He explains that his film is based on scientific research about the logic behind bears’ behaviour. Armed with this knowledge he knew how to react when a brown bear suddenly turned on him and his crew.
“Nine out of ten times brown bears attack just to scare you. We just stood our ground.”
But how could he be sure that this was not the exception that proves the rule? Was he not scared?
“Yes, of course I was. But the bear will only attack if he is wounded or protecting his prey. He kept coming at us. He was pushing the limits. But so were we. He came to within 5-10 metres of us.”
Fernström also describes how bears often follow in the tracks of berry and mushroom pickers just to have a look at what is going on.

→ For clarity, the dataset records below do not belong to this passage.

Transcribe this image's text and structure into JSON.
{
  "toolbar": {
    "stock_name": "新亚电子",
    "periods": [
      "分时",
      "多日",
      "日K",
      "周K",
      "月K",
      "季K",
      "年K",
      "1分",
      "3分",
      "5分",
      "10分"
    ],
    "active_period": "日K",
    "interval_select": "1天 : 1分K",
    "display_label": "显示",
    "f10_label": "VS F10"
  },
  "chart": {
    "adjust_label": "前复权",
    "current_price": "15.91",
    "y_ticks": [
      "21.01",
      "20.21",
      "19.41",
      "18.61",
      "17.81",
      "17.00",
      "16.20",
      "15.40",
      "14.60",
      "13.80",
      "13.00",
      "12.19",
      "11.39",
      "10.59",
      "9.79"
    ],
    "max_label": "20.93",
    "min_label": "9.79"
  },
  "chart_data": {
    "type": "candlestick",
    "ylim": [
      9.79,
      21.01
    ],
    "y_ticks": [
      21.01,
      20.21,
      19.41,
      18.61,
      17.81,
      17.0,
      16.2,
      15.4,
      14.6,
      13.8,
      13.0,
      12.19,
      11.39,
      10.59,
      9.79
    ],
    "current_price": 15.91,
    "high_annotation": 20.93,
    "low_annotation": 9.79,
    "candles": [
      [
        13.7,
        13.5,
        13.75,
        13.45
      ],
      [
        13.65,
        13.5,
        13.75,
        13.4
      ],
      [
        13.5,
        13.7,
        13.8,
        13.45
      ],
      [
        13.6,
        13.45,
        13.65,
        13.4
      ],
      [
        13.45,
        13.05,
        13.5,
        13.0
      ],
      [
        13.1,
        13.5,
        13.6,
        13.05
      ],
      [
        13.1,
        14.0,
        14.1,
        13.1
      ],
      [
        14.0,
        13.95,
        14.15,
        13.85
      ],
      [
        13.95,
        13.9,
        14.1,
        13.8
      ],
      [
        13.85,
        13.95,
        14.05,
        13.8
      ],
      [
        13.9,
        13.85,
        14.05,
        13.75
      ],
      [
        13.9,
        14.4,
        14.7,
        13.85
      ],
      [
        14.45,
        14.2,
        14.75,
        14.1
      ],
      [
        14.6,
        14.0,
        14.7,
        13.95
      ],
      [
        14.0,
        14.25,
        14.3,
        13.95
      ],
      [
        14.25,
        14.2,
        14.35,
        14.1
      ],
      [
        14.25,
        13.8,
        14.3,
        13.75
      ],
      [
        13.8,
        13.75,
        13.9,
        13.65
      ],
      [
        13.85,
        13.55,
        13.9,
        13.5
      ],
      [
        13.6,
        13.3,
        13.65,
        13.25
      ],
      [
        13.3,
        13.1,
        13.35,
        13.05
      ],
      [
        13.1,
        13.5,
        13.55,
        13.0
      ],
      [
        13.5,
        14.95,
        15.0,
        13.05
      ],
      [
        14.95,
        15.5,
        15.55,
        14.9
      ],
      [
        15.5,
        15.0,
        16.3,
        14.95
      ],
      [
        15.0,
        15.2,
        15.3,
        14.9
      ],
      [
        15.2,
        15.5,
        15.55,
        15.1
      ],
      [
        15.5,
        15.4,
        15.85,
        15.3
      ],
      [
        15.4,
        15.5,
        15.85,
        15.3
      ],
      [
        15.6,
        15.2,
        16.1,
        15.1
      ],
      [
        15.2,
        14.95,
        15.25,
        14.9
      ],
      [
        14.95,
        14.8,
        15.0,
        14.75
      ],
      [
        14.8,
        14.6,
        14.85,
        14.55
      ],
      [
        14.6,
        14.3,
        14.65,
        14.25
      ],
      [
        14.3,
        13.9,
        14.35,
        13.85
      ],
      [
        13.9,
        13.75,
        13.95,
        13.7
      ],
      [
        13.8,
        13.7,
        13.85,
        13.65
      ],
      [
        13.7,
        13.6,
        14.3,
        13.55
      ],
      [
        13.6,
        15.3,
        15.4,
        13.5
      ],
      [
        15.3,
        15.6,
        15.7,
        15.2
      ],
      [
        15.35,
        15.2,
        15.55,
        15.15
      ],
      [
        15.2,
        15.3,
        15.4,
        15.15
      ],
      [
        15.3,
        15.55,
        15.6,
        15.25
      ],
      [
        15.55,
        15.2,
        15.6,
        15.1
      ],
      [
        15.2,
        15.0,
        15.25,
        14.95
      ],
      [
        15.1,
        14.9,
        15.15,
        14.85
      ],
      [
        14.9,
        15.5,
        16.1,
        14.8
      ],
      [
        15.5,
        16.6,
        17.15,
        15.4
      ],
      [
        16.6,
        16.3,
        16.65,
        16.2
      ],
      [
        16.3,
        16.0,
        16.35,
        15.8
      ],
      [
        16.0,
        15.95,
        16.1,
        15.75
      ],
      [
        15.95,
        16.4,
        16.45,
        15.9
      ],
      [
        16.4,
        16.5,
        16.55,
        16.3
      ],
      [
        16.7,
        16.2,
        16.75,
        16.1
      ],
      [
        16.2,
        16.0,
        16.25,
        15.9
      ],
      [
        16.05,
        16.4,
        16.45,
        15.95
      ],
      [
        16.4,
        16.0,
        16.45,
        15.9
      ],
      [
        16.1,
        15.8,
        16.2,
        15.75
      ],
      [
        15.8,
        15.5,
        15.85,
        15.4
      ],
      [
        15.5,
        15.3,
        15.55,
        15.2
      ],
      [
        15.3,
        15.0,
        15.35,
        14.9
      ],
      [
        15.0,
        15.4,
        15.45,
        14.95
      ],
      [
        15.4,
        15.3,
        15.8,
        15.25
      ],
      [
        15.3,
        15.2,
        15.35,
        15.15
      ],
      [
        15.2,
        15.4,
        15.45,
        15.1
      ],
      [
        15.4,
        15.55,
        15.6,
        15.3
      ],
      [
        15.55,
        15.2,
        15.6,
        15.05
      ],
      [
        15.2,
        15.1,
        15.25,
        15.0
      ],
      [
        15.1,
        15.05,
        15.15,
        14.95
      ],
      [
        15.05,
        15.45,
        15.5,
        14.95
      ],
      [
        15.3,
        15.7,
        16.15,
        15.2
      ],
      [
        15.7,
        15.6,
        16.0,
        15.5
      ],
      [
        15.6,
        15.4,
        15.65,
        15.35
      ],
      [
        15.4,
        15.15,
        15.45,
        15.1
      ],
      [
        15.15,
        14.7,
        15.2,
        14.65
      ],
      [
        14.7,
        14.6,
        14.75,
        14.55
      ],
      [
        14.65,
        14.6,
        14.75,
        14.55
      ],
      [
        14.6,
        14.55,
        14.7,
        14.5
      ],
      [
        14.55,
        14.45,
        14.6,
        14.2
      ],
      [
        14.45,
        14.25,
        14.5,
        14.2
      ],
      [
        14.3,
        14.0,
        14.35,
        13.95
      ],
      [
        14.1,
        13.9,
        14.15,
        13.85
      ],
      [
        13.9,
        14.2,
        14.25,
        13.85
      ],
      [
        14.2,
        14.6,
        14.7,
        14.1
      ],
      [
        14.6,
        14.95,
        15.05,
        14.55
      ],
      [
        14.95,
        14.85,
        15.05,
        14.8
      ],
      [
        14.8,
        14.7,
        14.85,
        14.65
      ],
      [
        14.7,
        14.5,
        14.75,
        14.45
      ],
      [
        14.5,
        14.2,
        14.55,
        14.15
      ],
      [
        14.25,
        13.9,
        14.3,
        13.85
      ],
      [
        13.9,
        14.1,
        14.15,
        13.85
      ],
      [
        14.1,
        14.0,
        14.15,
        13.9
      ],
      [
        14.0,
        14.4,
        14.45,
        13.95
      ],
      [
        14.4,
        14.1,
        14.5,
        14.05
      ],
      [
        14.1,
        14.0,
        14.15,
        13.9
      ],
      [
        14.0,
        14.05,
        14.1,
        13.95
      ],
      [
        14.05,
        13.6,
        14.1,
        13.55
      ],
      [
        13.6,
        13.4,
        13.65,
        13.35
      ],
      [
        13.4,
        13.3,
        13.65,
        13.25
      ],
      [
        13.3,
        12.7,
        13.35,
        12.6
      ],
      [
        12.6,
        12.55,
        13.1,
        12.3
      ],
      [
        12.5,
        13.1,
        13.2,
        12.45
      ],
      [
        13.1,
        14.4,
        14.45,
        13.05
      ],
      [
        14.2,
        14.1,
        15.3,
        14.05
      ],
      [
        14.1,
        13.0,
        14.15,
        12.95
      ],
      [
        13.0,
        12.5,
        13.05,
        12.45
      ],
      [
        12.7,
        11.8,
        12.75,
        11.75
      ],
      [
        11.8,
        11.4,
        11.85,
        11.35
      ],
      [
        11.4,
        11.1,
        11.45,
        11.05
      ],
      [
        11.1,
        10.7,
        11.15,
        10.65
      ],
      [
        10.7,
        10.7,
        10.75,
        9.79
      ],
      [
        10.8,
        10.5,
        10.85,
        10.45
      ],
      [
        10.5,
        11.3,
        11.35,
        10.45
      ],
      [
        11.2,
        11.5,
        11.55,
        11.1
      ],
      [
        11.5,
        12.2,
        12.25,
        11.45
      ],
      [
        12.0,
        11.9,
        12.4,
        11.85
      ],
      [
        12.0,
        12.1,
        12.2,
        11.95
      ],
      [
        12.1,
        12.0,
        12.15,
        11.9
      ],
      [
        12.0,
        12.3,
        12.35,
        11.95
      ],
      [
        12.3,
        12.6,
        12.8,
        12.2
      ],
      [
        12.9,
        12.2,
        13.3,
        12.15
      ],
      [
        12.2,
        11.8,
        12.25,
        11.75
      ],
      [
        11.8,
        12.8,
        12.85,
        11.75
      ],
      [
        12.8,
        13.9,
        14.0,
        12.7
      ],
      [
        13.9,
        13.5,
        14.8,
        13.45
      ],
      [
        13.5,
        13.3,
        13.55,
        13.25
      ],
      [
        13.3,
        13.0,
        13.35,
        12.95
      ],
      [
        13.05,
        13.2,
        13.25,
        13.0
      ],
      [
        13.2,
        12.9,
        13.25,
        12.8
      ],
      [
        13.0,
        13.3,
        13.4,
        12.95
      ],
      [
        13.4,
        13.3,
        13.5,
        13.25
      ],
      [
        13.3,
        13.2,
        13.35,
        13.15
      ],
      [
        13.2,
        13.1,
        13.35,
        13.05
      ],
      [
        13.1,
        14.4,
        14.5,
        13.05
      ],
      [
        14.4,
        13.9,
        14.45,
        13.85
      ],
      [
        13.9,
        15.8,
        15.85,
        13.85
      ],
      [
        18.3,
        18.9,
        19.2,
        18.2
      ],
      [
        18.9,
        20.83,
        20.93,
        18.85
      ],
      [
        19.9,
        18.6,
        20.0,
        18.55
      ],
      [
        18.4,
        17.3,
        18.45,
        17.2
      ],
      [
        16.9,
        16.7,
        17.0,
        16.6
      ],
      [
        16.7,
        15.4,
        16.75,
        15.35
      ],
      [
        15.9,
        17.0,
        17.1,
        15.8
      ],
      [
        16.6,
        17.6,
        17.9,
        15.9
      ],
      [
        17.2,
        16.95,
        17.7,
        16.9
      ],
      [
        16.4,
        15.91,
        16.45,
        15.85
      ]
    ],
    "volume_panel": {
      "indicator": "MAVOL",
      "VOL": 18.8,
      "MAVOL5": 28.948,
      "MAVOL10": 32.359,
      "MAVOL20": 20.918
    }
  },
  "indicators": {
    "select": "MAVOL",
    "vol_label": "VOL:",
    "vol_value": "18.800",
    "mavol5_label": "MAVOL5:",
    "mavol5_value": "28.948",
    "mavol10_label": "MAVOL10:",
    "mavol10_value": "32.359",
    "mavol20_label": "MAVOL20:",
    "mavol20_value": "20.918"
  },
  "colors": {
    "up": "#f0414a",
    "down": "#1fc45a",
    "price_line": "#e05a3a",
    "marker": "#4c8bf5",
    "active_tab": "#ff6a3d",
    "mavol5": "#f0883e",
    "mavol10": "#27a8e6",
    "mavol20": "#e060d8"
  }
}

“They get quite close. They are curious about who you are,” he said.
But they rarely show themselves. Attacks are infrequent and casualties rare. But a wounded bear will not hesitate to strike.
“A hunter in the north of Sweden was killed by a brown bear a couple of years ago. The hunter’s dogs scared the bear out of its den. It seems that the man then wounded the bear and was attacked and killed.
“The story has been in the news recently because the man’s family have tried to get compensation from the state. Apparently you can get compensation for a dog that has been injured or killed by a bear. But you can’t get compensation for a family member,” Fernström said.